Learning to live with tinnitus

Coldplay frontman Chris Martin. Credit: Reuters

Chris Martin from Coldplay knows what it's like. He has revealed that he suffers from Tinnitus. That's something we sadly have in common.

It's always there. Like a whistling kettle. Right there in my right ear. Sometimes it's incredibly loud. And then I have to focus my mind on distracting my brain from the noise. Focus on the noise from the TV instead. Or start singing. The latter option is not popular amongst my family.

I have lived with my tinnitus for 14 years. Fourteen long, noisy years. It came complete with hearing loss after I'd been on two long flights back to back - two big family weddings (Indian weddings, therefore big) in LA and then India.

When I got off the plane at the end of that I noticed the noise. At first it was if there was a fax machine going off nearby. But then the noise stayed.

It was scary at first - people kill themselves with tinnitus I was told by a helpful friend, the noise drives them mad. It drives me to distraction but the truth is that I simply live with it, and have accepted that it will never be cured. I have grown to understand it.

Like an early warning system, it is louder when I am coming down with something, a cold maybe, or I am tired. When the volume goes up, I read it, and tell myself to have an early night or get the cold remedies in.

In the past decade I have had three brain scans, physiotherapy, acupuncture, tried white noise therapy where I keep the radio on at night to disguise the noise in my ear. But nothing has worked, there have been no answers as to why exactly I got Tinnitus. A hearing aid takes care of the hearing loss part of the condition for me. But nothing takes care of the noisy bit.

I have no secret career as a rock star, and yes I have seen Iron Maiden in concert but never subjected my ears to blasting music on earphones.
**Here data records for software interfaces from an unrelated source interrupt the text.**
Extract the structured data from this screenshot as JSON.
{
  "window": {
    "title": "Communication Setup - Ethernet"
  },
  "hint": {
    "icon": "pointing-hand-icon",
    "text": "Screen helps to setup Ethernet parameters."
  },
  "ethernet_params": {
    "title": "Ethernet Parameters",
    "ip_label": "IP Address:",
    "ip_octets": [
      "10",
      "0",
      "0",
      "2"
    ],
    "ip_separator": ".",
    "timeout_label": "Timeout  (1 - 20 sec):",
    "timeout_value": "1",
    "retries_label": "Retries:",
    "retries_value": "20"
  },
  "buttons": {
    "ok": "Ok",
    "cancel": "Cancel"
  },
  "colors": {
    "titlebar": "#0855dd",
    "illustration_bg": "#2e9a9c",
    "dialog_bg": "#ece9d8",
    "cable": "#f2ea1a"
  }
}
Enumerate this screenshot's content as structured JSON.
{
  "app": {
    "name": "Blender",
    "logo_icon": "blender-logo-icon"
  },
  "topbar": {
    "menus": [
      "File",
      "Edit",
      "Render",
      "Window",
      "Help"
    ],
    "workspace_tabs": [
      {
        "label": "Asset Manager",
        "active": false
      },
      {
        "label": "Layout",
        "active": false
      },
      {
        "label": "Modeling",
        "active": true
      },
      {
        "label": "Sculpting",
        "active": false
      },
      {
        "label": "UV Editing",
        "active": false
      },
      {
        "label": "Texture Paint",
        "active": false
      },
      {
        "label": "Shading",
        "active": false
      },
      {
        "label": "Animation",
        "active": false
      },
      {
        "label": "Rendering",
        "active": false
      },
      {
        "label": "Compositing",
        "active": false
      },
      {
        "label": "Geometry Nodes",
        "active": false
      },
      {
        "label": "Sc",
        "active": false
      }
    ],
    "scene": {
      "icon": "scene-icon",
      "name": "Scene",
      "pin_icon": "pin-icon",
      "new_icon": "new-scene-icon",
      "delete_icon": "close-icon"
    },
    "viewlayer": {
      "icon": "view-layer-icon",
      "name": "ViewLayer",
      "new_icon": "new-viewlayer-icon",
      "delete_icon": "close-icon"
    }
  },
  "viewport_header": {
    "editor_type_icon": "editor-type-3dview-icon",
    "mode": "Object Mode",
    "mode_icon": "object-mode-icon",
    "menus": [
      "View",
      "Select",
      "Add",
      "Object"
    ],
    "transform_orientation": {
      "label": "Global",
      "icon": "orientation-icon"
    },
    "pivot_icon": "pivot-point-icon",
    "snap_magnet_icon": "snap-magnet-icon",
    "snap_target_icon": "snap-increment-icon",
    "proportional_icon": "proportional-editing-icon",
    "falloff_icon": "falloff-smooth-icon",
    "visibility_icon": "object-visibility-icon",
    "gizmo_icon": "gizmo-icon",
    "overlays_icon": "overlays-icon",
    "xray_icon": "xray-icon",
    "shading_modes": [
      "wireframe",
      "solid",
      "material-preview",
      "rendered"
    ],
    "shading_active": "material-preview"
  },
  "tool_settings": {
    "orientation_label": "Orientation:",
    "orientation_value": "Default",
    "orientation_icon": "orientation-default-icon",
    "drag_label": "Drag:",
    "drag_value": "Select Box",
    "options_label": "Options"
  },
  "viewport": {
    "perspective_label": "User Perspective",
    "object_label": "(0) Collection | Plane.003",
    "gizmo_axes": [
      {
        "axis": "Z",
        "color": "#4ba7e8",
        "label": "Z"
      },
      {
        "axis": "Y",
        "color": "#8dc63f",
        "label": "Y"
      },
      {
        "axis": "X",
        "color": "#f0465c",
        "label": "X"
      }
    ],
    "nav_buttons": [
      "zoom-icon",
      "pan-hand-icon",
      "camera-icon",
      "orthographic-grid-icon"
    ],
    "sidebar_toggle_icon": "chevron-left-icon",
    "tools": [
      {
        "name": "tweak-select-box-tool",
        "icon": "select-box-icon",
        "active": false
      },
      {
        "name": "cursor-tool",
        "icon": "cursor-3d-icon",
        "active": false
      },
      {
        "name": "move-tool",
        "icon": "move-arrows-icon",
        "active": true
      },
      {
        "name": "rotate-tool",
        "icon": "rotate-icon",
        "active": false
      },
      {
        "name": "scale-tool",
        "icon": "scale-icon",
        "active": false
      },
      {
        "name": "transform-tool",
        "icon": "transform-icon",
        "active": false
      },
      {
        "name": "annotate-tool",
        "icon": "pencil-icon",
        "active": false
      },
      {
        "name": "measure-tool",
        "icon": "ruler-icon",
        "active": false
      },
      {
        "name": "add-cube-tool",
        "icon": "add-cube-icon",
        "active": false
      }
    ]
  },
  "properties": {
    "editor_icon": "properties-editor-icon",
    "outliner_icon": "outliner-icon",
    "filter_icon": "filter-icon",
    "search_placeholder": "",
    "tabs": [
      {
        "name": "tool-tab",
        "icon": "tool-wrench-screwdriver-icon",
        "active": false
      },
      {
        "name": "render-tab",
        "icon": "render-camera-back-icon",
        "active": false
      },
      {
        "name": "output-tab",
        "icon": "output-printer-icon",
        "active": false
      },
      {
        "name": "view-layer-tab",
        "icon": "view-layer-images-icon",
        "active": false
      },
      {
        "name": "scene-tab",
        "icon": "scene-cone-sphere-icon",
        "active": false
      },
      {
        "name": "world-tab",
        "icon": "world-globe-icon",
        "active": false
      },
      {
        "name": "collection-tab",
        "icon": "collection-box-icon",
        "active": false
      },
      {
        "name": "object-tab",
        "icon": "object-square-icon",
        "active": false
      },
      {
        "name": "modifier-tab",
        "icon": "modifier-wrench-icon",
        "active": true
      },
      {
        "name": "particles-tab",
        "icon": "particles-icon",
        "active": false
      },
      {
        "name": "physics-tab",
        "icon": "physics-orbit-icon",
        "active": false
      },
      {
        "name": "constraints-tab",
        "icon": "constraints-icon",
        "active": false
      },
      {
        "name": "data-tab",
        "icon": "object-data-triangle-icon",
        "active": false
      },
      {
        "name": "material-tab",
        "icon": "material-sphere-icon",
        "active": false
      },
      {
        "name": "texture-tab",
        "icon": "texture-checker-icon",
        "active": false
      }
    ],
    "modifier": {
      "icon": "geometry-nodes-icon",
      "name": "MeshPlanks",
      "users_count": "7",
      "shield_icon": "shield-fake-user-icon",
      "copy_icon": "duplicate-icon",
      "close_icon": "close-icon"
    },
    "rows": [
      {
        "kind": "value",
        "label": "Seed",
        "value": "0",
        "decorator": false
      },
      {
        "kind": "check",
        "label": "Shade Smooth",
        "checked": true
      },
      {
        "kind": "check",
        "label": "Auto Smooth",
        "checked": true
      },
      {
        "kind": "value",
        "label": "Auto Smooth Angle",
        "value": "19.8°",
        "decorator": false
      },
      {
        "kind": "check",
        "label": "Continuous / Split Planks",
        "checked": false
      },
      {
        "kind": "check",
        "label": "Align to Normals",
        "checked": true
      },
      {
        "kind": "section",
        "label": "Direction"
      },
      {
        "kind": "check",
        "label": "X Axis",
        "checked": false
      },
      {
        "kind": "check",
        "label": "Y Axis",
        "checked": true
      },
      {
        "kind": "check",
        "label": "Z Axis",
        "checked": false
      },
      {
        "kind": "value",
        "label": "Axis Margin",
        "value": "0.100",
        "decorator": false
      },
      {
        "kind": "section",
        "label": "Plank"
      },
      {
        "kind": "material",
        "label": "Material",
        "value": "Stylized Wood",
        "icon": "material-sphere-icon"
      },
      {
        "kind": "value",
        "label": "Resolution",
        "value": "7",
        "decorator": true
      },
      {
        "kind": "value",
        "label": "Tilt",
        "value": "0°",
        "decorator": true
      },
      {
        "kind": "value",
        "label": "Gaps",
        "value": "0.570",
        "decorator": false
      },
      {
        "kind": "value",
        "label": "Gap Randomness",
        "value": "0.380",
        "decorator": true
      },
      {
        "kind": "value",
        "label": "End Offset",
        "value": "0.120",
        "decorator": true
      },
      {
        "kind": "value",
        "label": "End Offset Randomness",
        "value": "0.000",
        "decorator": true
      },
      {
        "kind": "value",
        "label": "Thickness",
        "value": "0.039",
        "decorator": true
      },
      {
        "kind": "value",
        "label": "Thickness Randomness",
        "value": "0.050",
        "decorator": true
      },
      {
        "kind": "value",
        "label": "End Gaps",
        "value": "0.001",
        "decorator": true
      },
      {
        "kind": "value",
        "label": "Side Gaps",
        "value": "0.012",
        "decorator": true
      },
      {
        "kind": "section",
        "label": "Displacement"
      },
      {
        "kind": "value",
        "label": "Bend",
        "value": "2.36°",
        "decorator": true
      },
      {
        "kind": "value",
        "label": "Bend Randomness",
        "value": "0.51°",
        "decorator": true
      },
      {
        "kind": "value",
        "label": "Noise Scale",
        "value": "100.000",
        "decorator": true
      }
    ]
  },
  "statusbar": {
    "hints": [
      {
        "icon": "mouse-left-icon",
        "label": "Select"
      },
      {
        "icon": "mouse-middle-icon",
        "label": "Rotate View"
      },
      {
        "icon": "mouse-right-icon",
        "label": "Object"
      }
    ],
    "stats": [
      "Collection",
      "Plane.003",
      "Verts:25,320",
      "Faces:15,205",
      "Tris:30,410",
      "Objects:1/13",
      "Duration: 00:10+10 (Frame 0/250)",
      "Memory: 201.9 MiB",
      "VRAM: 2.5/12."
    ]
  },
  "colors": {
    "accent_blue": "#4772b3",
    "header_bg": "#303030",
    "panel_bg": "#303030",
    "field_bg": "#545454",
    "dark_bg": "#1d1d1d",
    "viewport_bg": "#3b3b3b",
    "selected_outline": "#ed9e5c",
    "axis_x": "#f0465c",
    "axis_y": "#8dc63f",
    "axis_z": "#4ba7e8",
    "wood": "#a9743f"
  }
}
The theory is that something happened to my ears on the long plane journeys - the cabin pressure combined with perhaps an ear infection I may have picked up in India.

The condition has baffled medical experts over the decades but it is thought that it is damage caused to the hair cells in the ears that results in the whistling or buzzing noise.

My favourite theory is that it is the sound of my brain working. I like the sound of that.

There are an estimated six million Tinnitus sufferers in the UK. And we can say that listening to loud music generally speaking is the main cause. So look after your ears. Or you'll never hear the end of it.

To read what Chris Martin has to say about coping with tinnitus, click here.